DATA FOR THIS TASK:
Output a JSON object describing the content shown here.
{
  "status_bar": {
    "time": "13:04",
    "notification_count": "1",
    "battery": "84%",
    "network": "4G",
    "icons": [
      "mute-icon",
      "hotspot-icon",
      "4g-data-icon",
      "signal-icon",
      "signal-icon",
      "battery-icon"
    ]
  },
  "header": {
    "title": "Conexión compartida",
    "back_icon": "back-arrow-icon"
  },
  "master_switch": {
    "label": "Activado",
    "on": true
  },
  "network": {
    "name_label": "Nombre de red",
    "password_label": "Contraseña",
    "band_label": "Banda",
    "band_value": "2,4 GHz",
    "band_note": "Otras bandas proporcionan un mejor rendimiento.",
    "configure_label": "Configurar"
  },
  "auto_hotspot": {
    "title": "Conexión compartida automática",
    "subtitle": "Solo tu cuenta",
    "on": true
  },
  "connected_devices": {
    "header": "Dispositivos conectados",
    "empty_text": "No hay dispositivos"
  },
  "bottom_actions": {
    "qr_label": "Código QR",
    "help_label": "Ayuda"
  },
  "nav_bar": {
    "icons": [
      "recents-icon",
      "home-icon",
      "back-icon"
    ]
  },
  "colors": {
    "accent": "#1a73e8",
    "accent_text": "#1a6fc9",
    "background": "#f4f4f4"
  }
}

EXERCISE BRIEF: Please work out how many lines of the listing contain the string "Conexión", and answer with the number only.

OUTPUT OF THE TASK: 2